President Barack Obama is scheduled to meet with Brazil’s President Dilma Rousseff at the White House on Monday, several days before both leaders go to Colombia for the Summit of the Americas. The White House meeting will be between the leaders of the world’s largest economy and one of the fastest growing economies.
Brazil has the world’s sixth-largest economy, a large and growing middle class and an expanding leadership role in world affairs.
Analysts say a likely goal for President Rousseff, on her first official visit to Washington, is to make the most of her country’s international standing.

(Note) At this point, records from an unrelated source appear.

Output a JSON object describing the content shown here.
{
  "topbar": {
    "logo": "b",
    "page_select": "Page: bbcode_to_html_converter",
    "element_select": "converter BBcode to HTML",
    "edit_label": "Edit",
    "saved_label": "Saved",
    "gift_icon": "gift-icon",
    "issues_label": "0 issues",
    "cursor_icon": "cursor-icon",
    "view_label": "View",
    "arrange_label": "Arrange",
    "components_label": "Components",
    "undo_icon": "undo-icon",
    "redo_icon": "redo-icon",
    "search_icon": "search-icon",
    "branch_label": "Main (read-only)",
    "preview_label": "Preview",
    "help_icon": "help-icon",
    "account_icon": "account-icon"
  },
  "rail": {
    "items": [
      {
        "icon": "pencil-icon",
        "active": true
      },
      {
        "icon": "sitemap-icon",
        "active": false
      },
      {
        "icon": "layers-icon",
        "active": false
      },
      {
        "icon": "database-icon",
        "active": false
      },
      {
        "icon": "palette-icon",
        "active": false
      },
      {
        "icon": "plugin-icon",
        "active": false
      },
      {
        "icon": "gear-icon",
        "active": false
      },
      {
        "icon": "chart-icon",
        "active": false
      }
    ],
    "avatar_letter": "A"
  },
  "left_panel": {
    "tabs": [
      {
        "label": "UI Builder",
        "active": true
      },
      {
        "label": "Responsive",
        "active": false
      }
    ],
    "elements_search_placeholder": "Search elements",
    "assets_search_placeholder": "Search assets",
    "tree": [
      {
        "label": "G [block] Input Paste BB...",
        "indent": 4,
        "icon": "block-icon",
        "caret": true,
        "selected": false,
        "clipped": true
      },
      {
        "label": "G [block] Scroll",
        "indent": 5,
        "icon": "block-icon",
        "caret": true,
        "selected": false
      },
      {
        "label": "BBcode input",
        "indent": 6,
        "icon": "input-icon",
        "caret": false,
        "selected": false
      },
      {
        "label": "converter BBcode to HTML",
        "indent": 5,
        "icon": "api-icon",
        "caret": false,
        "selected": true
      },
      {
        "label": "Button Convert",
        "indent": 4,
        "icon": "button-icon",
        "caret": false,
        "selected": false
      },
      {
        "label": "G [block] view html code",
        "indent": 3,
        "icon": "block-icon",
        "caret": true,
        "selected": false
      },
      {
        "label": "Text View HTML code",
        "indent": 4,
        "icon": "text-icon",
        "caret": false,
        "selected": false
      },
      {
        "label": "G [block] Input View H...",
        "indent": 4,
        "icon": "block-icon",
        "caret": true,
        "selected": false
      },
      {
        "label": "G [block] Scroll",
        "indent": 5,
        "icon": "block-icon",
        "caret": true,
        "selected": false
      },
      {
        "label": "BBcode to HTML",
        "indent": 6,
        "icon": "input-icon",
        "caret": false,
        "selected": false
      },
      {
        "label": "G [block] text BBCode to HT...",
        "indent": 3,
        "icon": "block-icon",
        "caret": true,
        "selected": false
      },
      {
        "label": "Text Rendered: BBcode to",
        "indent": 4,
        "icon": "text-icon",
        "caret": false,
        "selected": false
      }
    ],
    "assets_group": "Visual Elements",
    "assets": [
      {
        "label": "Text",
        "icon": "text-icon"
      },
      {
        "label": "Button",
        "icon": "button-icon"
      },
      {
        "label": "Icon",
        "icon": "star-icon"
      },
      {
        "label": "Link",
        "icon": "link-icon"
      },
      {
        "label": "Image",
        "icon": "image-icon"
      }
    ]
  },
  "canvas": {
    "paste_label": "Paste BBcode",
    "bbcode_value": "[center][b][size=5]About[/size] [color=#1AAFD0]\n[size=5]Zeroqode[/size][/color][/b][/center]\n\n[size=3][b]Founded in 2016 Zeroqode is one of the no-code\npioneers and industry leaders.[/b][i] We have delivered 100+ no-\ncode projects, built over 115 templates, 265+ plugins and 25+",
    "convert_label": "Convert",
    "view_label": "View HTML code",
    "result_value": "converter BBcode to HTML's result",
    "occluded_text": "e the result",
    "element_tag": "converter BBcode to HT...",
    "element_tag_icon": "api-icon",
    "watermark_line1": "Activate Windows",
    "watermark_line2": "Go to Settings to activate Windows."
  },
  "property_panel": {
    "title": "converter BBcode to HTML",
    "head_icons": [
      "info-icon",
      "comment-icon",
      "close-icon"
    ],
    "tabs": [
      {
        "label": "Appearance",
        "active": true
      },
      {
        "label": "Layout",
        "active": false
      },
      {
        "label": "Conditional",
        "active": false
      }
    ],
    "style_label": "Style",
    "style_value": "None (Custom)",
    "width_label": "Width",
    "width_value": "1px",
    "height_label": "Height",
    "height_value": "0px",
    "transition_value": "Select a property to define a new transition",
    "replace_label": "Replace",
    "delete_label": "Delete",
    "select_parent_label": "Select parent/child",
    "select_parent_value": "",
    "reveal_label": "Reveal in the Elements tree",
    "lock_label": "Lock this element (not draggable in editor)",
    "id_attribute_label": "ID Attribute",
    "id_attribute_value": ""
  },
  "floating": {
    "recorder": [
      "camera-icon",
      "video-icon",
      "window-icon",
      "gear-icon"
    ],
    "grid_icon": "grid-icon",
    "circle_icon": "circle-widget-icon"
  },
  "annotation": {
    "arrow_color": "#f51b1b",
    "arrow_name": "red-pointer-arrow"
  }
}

Another likely priority is to further strengthen Brazil’s relationship with the United States, which Eric Farnsworth, vice president of the Council of the Americas, says is already strong, healthy and diverse.
“I think what you are going to see on April 9 with President Obama and President Rousseff is going to be two leaders of the two largest democratic countries in the Western Hemisphere embracing, perhaps literally, but certainly figuratively, and looking for ways to continue to build out a common agenda," he said.
That agenda is expected to include economic issues, such as trade. A free trade agreement between the two countries has stalled, with some analysts in Washington accusing Brazil of protectionism.
President Obama’s visit to Brazil last year produced new economic and commercial agreements, which might lead to more cooperation on international issues.
Brazil is seeking U.S. support in its bid for a seat on the United Nations Security Council. Washington has backed India’s quest for a seat, but has not done so with Brazil.
Meanwhile, Mr. Obama might ask Ms. Rousseff to support tougher sanctions against Iran and Syria.
Nonetheless, Eric Farnsworth says the two countries are in agreement on most issues.
“The areas of disagreement, for example, Iran’s nuclear program or some trade disputes or what have you, are always going to capture people’s attention and news reports, et cetera. But the reality is [that] the fabric of cooperation the United States has with Brazil is very deep. It is very strong. And I do not anticipate that this meeting is going to do anything except strengthen that," he said.
Energy is one of the main areas of expected cooperation between the two countries. Brazil has some of the world’s largest oil reserves, and it has made wide use of biofuels and other alternative forms of energy, an area of interest to President Obama.
Other possible agenda items include education, Brazil’s work with other Andean nations to fight the illegal drug trade and cooperation on rebuilding Haiti.
Brazil is also in the process of deciding whether to buy $30 billion worth of jet fighters from France or the United States.